• EXTRACTED INFORMATION

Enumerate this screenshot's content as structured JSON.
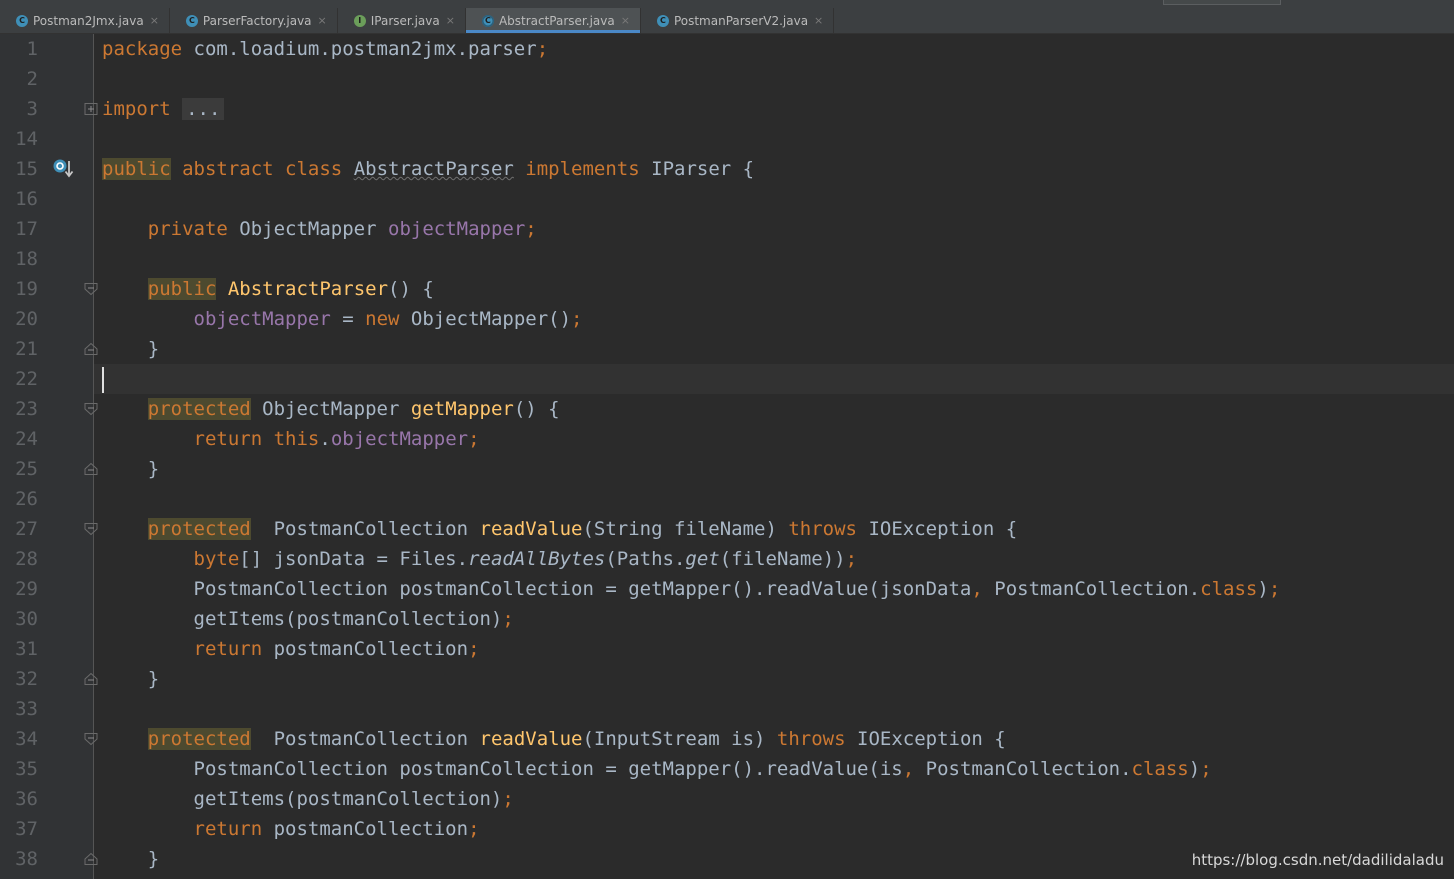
{
  "tabs": [
    {
      "label": "Postman2Jmx.java",
      "icon": "class-icon",
      "active": false
    },
    {
      "label": "ParserFactory.java",
      "icon": "class-icon",
      "active": false
    },
    {
      "label": "IParser.java",
      "icon": "interface-icon",
      "active": false
    },
    {
      "label": "AbstractParser.java",
      "icon": "abstract-class-icon",
      "active": true
    },
    {
      "label": "PostmanParserV2.java",
      "icon": "class-icon",
      "active": false
    }
  ],
  "tab_close_glyph": "×",
  "code": {
    "l1": {
      "n": "1",
      "package": "package",
      "pkg": " com.loadium.postman2jmx.parser",
      "semi": ";"
    },
    "l2": {
      "n": "2"
    },
    "l3": {
      "n": "3",
      "import": "import",
      "sp": " ",
      "folded": "..."
    },
    "l14": {
      "n": "14"
    },
    "l15": {
      "n": "15",
      "public": "public",
      "abstract": " abstract",
      "class": " class",
      "sp": " ",
      "name": "AbstractParser",
      "implements": " implements",
      "rest": " IParser {"
    },
    "l16": {
      "n": "16"
    },
    "l17": {
      "n": "17",
      "indent": "    ",
      "private": "private",
      "type": " ObjectMapper ",
      "field": "objectMapper",
      "semi": ";"
    },
    "l18": {
      "n": "18"
    },
    "l19": {
      "n": "19",
      "indent": "    ",
      "public": "public",
      "sp": " ",
      "ctor": "AbstractParser",
      "rest": "() {"
    },
    "l20": {
      "n": "20",
      "indent": "        ",
      "field": "objectMapper",
      "eq": " = ",
      "new": "new",
      "rest": " ObjectMapper()",
      "semi": ";"
    },
    "l21": {
      "n": "21",
      "indent": "    ",
      "rest": "}"
    },
    "l22": {
      "n": "22"
    },
    "l23": {
      "n": "23",
      "indent": "    ",
      "protected": "protected",
      "type": " ObjectMapper ",
      "method": "getMapper",
      "rest": "() {"
    },
    "l24": {
      "n": "24",
      "indent": "        ",
      "return": "return",
      "sp": " ",
      "this": "this",
      "dot": ".",
      "field": "objectMapper",
      "semi": ";"
    },
    "l25": {
      "n": "25",
      "indent": "    ",
      "rest": "}"
    },
    "l26": {
      "n": "26"
    },
    "l27": {
      "n": "27",
      "indent": "    ",
      "protected": "protected",
      "type": "  PostmanCollection ",
      "method": "readValue",
      "params": "(String fileName) ",
      "throws": "throws",
      "rest": " IOException {"
    },
    "l28": {
      "n": "28",
      "indent": "        ",
      "byte": "byte",
      "a": "[] jsonData = Files.",
      "m1": "readAllBytes",
      "b": "(Paths.",
      "m2": "get",
      "c": "(fileName))",
      "semi": ";"
    },
    "l29": {
      "n": "29",
      "indent": "        ",
      "a": "PostmanCollection postmanCollection = getMapper().readValue(jsonData",
      "comma": ",",
      "b": " PostmanCollection.",
      "class": "class",
      "c": ")",
      "semi": ";"
    },
    "l30": {
      "n": "30",
      "indent": "        ",
      "a": "getItems(postmanCollection)",
      "semi": ";"
    },
    "l31": {
      "n": "31",
      "indent": "        ",
      "return": "return",
      "a": " postmanCollection",
      "semi": ";"
    },
    "l32": {
      "n": "32",
      "indent": "    ",
      "rest": "}"
    },
    "l33": {
      "n": "33"
    },
    "l34": {
      "n": "34",
      "indent": "    ",
      "protected": "protected",
      "type": "  PostmanCollection ",
      "method": "readValue",
      "params": "(InputStream is) ",
      "throws": "throws",
      "rest": " IOException {"
    },
    "l35": {
      "n": "35",
      "indent": "        ",
      "a": "PostmanCollection postmanCollection = getMapper().readValue(is",
      "comma": ",",
      "b": " PostmanCollection.",
      "class": "class",
      "c": ")",
      "semi": ";"
    },
    "l36": {
      "n": "36",
      "indent": "        ",
      "a": "getItems(postmanCollection)",
      "semi": ";"
    },
    "l37": {
      "n": "37",
      "indent": "        ",
      "return": "return",
      "a": " postmanCollection",
      "semi": ";"
    },
    "l38": {
      "n": "38",
      "indent": "    ",
      "rest": "}"
    }
  },
  "watermark": "https://blog.csdn.net/dadilidaladu",
  "colors": {
    "background": "#2b2b2b",
    "keyword": "#cc7832",
    "field": "#9876aa",
    "method": "#ffc66d",
    "text": "#a9b7c6",
    "line_number": "#606366",
    "tab_accent": "#4a88c7"
  }
}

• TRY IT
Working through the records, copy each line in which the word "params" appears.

• OUTPUT FOR THIS EXERCISE
      "params": "(String fileName) ",
      "params": "(InputStream is) ",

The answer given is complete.